Its Not Easy
Parenting is not easy. Being a “good” parent is downright hard! It requires us to constantly be self-aware, judging our own actions, and course correcting at almost every step. Yet at the same time we are the toughest judge on our actions. We need to be forgiving and gracious to ourselves as well. Mastering these two things simultaneously is a skill that will serve you well!
Dr Brene Brown, in her most recent book Dare To Lead, says, “When we think about how Millennials and Gen Zers were raised, many of their parents swaddled them in armor [emotional self-protection strategies] out of their own lack of confidence as parents and people. The more grounded confidence parents have, the more likely they are to prepare their child for the path by teaching courage, praising effort, and modeling grit, verses trying to prepare a perfect path for their child by fixing, praising only results, and intervening.”
We need to do our own Emotional Work
I believe it is critical as parents to do our own emotional work. Every generation of kids grow and develop as a reaction to their parents issues. I recently read an article that described how all the generations in 1900-2000s were reactions to their predecessors. All the way back to the Depression Era. The pendulum swings and it swings more broadly when we, as parents, don’t get our own baggage sorted out and dealt with. I see it again and again, every day. Both in the lives of clients and in my own life!
My Own Example
I tend to care how others perceive me and have high expectations. I naturally see this come out in my parenting. Just the other day, one of my daughters was throwing a fit in a hotel hallway. She was crying and carrying on hysterically because she wanted to ride in one car and not another. I tried to rationalize with her and calm her down. It wasn’t working. As if I was having an out-of-body experience, I found myself saying, “You need to stop throwing a fit.
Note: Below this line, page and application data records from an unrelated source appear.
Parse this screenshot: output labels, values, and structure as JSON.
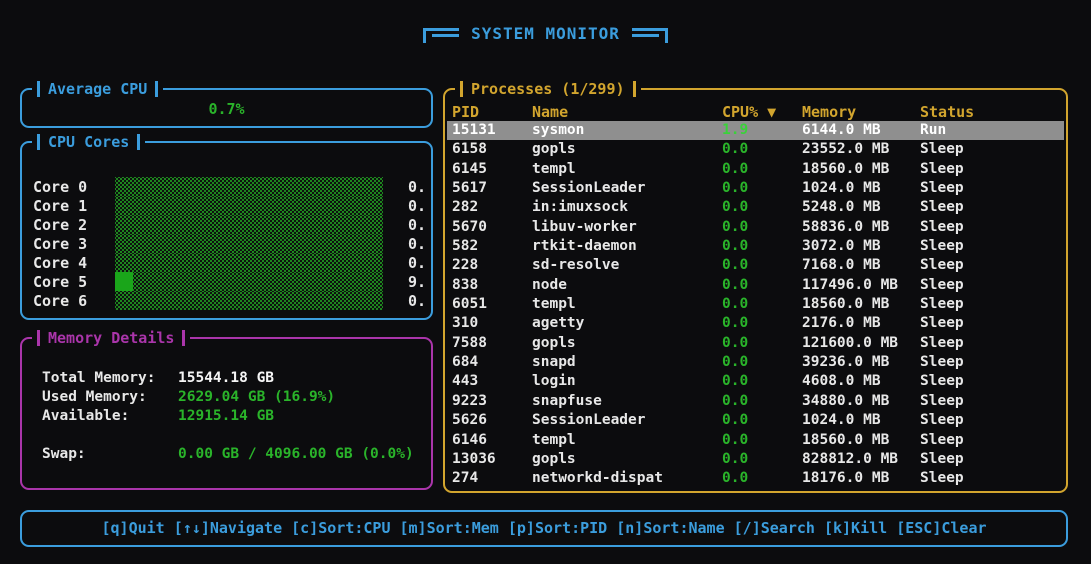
{
  "app": {
    "title": "SYSTEM MONITOR"
  },
  "colors": {
    "background": "#0c0c0e",
    "blue": "#3b9ddd",
    "green": "#2ab42a",
    "bright_green": "#3ad23a",
    "yellow": "#d2a52e",
    "magenta": "#aa35aa",
    "white": "#e8e8e8",
    "selected_bg": "#8f8f8f",
    "bar_fill": "#1aa51a",
    "bar_dot": "#1f8c1f"
  },
  "avg_cpu": {
    "title": "Average CPU",
    "value": "0.7%"
  },
  "cpu_cores": {
    "title": "CPU Cores",
    "cores": [
      {
        "label": "Core 0",
        "value": "0.",
        "bar_fraction": 0
      },
      {
        "label": "Core 1",
        "value": "0.",
        "bar_fraction": 0
      },
      {
        "label": "Core 2",
        "value": "0.",
        "bar_fraction": 0
      },
      {
        "label": "Core 3",
        "value": "0.",
        "bar_fraction": 0
      },
      {
        "label": "Core 4",
        "value": "0.",
        "bar_fraction": 0
      },
      {
        "label": "Core 5",
        "value": "9.",
        "bar_fraction": 0.067
      },
      {
        "label": "Core 6",
        "value": "0.",
        "bar_fraction": 0
      }
    ]
  },
  "memory": {
    "title": "Memory Details",
    "rows": [
      {
        "label": "Total Memory:",
        "value": "15544.18 GB"
      },
      {
        "label": "Used Memory:",
        "value": "2629.04 GB (16.9%)"
      },
      {
        "label": "Available:",
        "value": "12915.14 GB"
      },
      {
        "label": "Swap:",
        "value": "0.00 GB / 4096.00 GB (0.0%)"
      }
    ]
  },
  "processes": {
    "title": "Processes (1/299)",
    "columns": {
      "pid": "PID",
      "name": "Name",
      "cpu": "CPU% ▼",
      "memory": "Memory",
      "status": "Status"
    },
    "selected_index": 0,
    "rows": [
      {
        "pid": "15131",
        "name": "sysmon",
        "cpu": "1.9",
        "memory": "6144.0 MB",
        "status": "Run"
      },
      {
        "pid": "6158",
        "name": "gopls",
        "cpu": "0.0",
        "memory": "23552.0 MB",
        "status": "Sleep"
      },
      {
        "pid": "6145",
        "name": "templ",
        "cpu": "0.0",
        "memory": "18560.0 MB",
        "status": "Sleep"
      },
      {
        "pid": "5617",
        "name": "SessionLeader",
        "cpu": "0.0",
        "memory": "1024.0 MB",
        "status": "Sleep"
      },
      {
        "pid": "282",
        "name": "in:imuxsock",
        "cpu": "0.0",
        "memory": "5248.0 MB",
        "status": "Sleep"
      },
      {
        "pid": "5670",
        "name": "libuv-worker",
        "cpu": "0.0",
        "memory": "58836.0 MB",
        "status": "Sleep"
      },
      {
        "pid": "582",
        "name": "rtkit-daemon",
        "cpu": "0.0",
        "memory": "3072.0 MB",
        "status": "Sleep"
      },
      {
        "pid": "228",
        "name": "sd-resolve",
        "cpu": "0.0",
        "memory": "7168.0 MB",
        "status": "Sleep"
      },
      {
        "pid": "838",
        "name": "node",
        "cpu": "0.0",
        "memory": "117496.0 MB",
        "status": "Sleep"
      },
      {
        "pid": "6051",
        "name": "templ",
        "cpu": "0.0",
        "memory": "18560.0 MB",
        "status": "Sleep"
      },
      {
        "pid": "310",
        "name": "agetty",
        "cpu": "0.0",
        "memory": "2176.0 MB",
        "status": "Sleep"
      },
      {
        "pid": "7588",
        "name": "gopls",
        "cpu": "0.0",
        "memory": "121600.0 MB",
        "status": "Sleep"
      },
      {
        "pid": "684",
        "name": "snapd",
        "cpu": "0.0",
        "memory": "39236.0 MB",
        "status": "Sleep"
      },
      {
        "pid": "443",
        "name": "login",
        "cpu": "0.0",
        "memory": "4608.0 MB",
        "status": "Sleep"
      },
      {
        "pid": "9223",
        "name": "snapfuse",
        "cpu": "0.0",
        "memory": "34880.0 MB",
        "status": "Sleep"
      },
      {
        "pid": "5626",
        "name": "SessionLeader",
        "cpu": "0.0",
        "memory": "1024.0 MB",
        "status": "Sleep"
      },
      {
        "pid": "6146",
        "name": "templ",
        "cpu": "0.0",
        "memory": "18560.0 MB",
        "status": "Sleep"
      },
      {
        "pid": "13036",
        "name": "gopls",
        "cpu": "0.0",
        "memory": "828812.0 MB",
        "status": "Sleep"
      },
      {
        "pid": "274",
        "name": "networkd-dispat",
        "cpu": "0.0",
        "memory": "18176.0 MB",
        "status": "Sleep"
      }
    ]
  },
  "footer": {
    "keybindings": "[q]Quit [↑↓]Navigate [c]Sort:CPU [m]Sort:Mem [p]Sort:PID [n]Sort:Name [/]Search [k]Kill [ESC]Clear"
  }
}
It is embarrassing.” If I could have eaten my words and crawled under a rock at that moment, I would have. I DO NOT want my kids to adjust their behavior in the world out of fear or expectations of what other will think. This is NOT a value I care to pass on. Yet, it’s a value I struggle with and it is hard for me to suppress that in the heat of the moment. However because I have and am constantly doing my own emotional work, I believe that I don’t force this undesirable value to my kids as often as if I would otherwise.
My encouragement to you is to find ways of constantly self-evaluating and improving yourself, while loving yourself and treating yourself with empathy. This is what grit is all about. Facing the brutal reality of what IS, yet holding room for hope and making improvements in the direction you want to go. It is hard and it is brave, and I know you’ve got it in you!
And if you need help along the way (like most of us do), reach out to us! We’d love to come along side you in your journey as a parent.